Below are some records; copy each line in them that contains "price".

------ Records for processing

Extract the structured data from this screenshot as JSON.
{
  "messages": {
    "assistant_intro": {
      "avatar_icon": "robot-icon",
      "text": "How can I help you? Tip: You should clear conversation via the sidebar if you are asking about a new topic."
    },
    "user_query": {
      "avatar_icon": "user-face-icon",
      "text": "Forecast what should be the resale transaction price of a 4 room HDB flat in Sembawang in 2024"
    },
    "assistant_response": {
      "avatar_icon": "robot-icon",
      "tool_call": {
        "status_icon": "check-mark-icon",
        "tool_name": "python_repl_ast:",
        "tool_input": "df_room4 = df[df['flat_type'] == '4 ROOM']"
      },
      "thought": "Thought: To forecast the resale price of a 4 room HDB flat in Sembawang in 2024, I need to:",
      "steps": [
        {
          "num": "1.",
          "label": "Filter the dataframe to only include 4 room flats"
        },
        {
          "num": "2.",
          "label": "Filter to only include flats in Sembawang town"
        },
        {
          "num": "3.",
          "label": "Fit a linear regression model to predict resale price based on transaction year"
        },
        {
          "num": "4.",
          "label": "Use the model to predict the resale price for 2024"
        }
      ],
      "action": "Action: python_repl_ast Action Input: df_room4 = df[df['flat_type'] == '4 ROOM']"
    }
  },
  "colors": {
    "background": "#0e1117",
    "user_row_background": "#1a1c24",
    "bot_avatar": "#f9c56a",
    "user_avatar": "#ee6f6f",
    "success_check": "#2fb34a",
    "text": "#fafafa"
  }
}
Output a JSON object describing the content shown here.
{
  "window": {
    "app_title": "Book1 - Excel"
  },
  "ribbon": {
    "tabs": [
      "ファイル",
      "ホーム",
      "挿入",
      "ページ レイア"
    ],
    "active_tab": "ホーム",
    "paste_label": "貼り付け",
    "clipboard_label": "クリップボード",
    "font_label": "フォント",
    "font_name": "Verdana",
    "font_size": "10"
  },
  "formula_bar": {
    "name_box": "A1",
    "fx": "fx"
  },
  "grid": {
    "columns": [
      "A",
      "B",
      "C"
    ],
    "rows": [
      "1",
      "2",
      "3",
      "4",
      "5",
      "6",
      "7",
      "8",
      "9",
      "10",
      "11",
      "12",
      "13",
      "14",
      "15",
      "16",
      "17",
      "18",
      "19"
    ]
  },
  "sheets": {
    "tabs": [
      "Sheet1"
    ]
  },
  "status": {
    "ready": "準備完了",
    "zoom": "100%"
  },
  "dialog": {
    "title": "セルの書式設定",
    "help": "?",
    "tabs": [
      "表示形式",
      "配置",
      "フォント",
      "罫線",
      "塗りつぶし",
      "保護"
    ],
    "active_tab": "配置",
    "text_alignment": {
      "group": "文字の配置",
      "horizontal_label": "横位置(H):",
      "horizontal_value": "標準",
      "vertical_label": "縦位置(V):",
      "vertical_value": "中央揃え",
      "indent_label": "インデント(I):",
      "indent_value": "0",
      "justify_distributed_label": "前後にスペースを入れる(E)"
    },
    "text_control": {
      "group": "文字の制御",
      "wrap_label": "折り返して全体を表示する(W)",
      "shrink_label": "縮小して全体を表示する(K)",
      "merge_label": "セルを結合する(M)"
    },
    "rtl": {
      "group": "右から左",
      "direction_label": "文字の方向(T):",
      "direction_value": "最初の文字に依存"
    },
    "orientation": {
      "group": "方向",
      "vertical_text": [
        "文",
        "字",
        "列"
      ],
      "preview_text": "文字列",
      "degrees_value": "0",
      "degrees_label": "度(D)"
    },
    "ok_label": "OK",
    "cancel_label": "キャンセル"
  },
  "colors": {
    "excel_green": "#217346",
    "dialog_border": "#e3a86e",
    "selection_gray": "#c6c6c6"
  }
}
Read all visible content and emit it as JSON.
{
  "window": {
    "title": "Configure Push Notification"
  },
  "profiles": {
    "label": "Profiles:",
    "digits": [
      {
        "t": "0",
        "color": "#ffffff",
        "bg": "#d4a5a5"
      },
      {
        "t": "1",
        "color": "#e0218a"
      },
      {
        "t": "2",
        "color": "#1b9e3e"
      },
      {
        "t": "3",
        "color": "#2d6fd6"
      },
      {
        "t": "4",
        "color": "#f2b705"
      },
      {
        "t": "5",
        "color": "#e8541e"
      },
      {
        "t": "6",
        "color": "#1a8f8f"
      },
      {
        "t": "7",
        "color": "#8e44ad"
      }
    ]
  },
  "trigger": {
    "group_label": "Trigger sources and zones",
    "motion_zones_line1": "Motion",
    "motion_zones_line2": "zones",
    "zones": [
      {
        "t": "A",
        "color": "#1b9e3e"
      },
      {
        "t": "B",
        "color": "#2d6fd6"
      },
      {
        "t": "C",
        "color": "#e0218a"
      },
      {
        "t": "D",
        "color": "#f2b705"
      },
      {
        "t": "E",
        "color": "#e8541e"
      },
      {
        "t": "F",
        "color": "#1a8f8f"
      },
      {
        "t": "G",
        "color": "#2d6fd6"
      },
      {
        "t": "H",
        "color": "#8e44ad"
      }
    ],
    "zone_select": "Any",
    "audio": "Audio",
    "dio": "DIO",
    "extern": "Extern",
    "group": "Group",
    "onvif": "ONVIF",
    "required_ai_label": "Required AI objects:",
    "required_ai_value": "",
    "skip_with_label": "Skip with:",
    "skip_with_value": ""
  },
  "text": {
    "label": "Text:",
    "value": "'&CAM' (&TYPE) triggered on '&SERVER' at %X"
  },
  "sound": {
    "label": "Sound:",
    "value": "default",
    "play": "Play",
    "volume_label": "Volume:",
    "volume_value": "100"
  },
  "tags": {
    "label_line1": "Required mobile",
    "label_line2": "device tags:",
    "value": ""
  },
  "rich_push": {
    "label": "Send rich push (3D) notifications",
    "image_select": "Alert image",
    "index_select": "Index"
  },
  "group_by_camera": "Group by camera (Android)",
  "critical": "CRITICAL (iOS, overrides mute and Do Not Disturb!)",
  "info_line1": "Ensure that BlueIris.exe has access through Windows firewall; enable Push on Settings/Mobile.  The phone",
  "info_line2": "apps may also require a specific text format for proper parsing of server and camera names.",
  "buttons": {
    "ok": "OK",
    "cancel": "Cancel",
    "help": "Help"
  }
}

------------

● **Response below**
      "text": "Forecast what should be the resale transaction price of a 4 room HDB flat in Sembawang in 2024"
      "thought": "Thought: To forecast the resale price of a 4 room HDB flat in Sembawang in 2024, I need to:",
          "label": "Fit a linear regression model to predict resale price based on transaction year"
          "label": "Use the model to predict the resale price for 2024"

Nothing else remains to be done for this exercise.